Contacting can be achieved by passing the oxygenated compound contaminated with a diol, such as mono-, di-, and triethylene and propylene glycols, through a bed or filter of the halide. Alternatively, a halide brine can be added to the contaminated oxygenated compound and mixed for a sufficient time to form a complex or precipitate between substantially all of the impurity and the halide additive.
The halide-diol complex can be readily removed from the oxygenated compound by means generally known to those skilled in the art. For example, the contaminated oxygenated compound can be passed through a filter having a sufficient pore size to remove the precipitated complex. A halide particulate bed of sufficient depth to form a precipitable complex between the diol and halide can be employed to react the diol with the halide and simultaneously filter the diol containing precipitate from the oxygenated compound.

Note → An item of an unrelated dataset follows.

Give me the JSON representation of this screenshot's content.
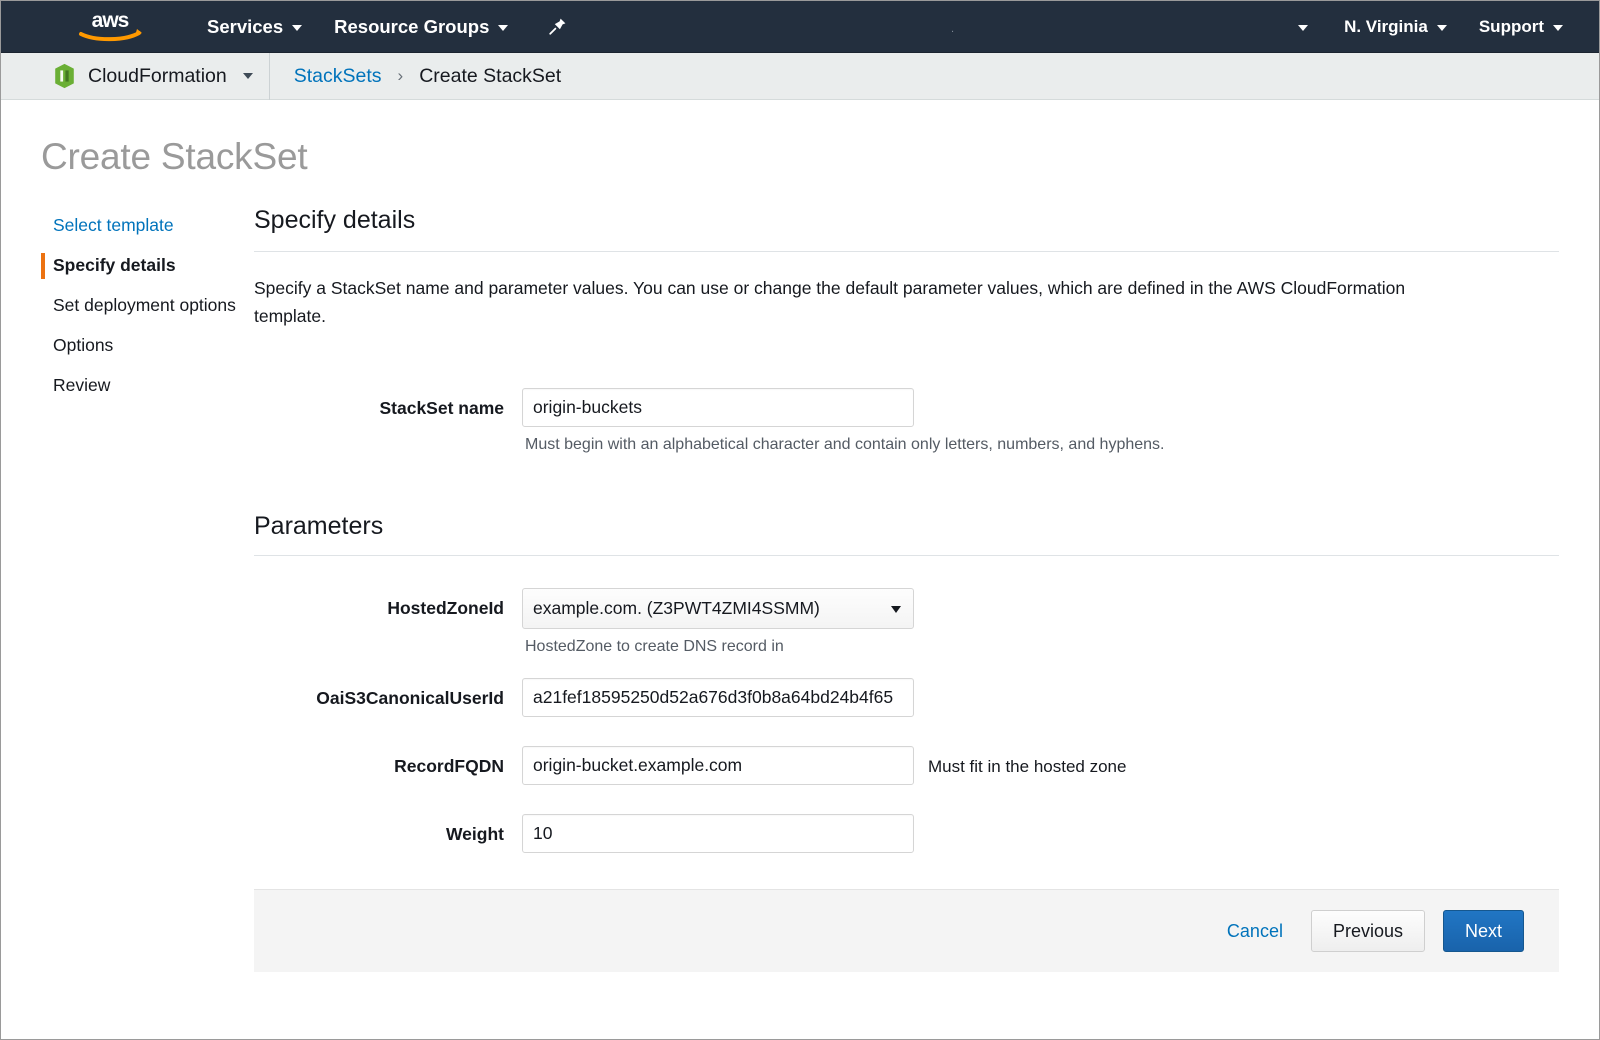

To further illustrate the effectiveness of this invention a solution containing 7 weight percent water, 4 weight percent propylene glycol, 4 weight percent triethylene glycol, and weight percent 4-methyl-l,3- dioxolan-Z-one was percolated through a column containing about 8 mesh particulate calcium chloride. Analysis of the so-purified 4-methyl-l,3-dioxolan- 2-one detected 0.107 weight percent water, 0.12 weight percent propylene glycol, and only 300-500 parts per million triethylene glycol remaining in the purified compound.
What is claimed is:
l. A method of removing lower alkylene glycol impurities from oxygenated organic compounds comprising contacting a contaminated oxygenated compound selected from the group consisting of methylphenol ether, diethylcarbonate, butyrolactone and 4-methyl-l,3-dioxolan-2-one with a sufficient amount of a halide of an alkaline earth metal selected from the group consisting of calcium, magnesium, strontium, and barium to form a complex with the impurity; removing the alkaline earth metal halide and the impurityalkaline earth metal halide complex from the oxygenated compound thereby purifying the oxygenated compound.
2. The method of claim 1 wherein the oxygenated compound is contacted with at least a stoichiometric amount of the halide.
3. The method of claim 1 wherein the alkaline earth metal is calcium chloride.
4. A method of purifying 4-methyl-l,3-dioxolan- 2-one comprising flowing a glycol contaminated 4-methyl-l,3-dioxolan-2-one through a bed of particulate calcium chloride of sufficient bed depth to at least stoichiometrically form a complex between at least the calcium chloride and the glycol, the glycol being selected from the group consisting of triethylene and propylene glycols; and simultaneously filtering the 4-methyl-l,3-dioxolan-2-one through the calcium chloride bed to remove the complex and purify the 4-methyll ,3-dioxolan-2-one.
5. The method of claim 1 wherein the impurity is selected from the group consisting of mono-, di-, and triethylene and propylene glycols.
6. The method of claim 1 wherein the impurity is selected from the group consisting of triethylene and propylene glycols and the oxygenated compound is 4-methyll ,3-dioxolan-2-one.
7. The method of claim 3 including passing the oxygenated compound through a bed containing at least a stoichiometric amount of calcium chloride.